California, the current epicenter of the coronavirus pandemic in the US, has become the country's first state to have more than 600,000 confirmed cases, authorities said. A report released by the California Department of Public Health on Friday showed an increase of 7,934 COVID-19 cases, which included 3,505 new infections in 24 hours and 4,429 from a lab-reporting backlog of previous days, reports Xinhua news agency.

Public health officials also confirmed 188 more deaths in the daily report. So far, there have been 601,075 confirmed cases and 10,996 deaths in California since the start of the pandemic. The seven-day positivity rate is 6.5 percent and the 14-day positivity rate is 6.2 percent, according to the Department of Public Health.

USA COVID-19
USA COVID-19 (Representational Picture) Pexels/Karolina Grabowska

Increasing Number of Cases

The positivity rate reflects how prevalent positive cases of the disease are when compared to the number of tests being done. Officials said that local health departments have recorded 27,919 positive cases in health care workers and 143 deaths statewide as of Thursday.

In Los Angeles County, the most populous in the state, local public health officials reported 2,642 new cases and 45 new deaths. To date, the Los Angeles County Department of Public Health has identified 218,693 cases and 5,214 deaths across all areas of the metropolitan region.

Too Many People Spreading the Virus

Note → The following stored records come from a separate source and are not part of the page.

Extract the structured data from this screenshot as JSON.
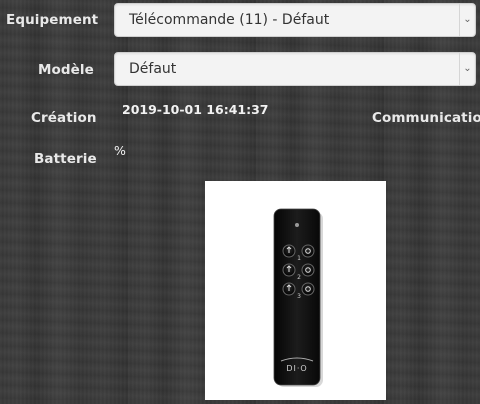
{
  "labels": {
    "equipement": "Equipement",
    "modele": "Modèle",
    "creation": "Création",
    "communication": "Communication",
    "batterie": "Batterie"
  },
  "fields": {
    "equipement_value": "Télécommande (11) - Défaut",
    "modele_value": "Défaut",
    "creation_value": "2019-10-01 16:41:37",
    "batterie_value": "%"
  },
  "device_image": {
    "brand_text": "DI·O",
    "button_numbers": [
      "1",
      "2",
      "3"
    ]
  },
  "colors": {
    "background": "#3a3a3a",
    "label_text": "#e9e9e9",
    "select_bg": "#f3f3f3",
    "remote_body": "#141414"
  }
}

The county's public health officials noted that there has been a 25 percent reduction in daily hospitalizations in the last couple of weeks. The 7-day average of daily hospitalizations in the county is 1,521, whereas, in the week ending July 31, the figure was 2,026.

"The lower number of daily COVID-19 hospitalizations is encouraging, however, we still have far too many people spreading this virus," said Barbara Ferrer, director of the Los Angeles County Department of Public Health, in a statement.

"Only when we get to low community transmission rates, can we reopen our schools and get more people back to work. The choice is ours to make -- our recovery journey continues only if we all do our part today to slow the spread," she added.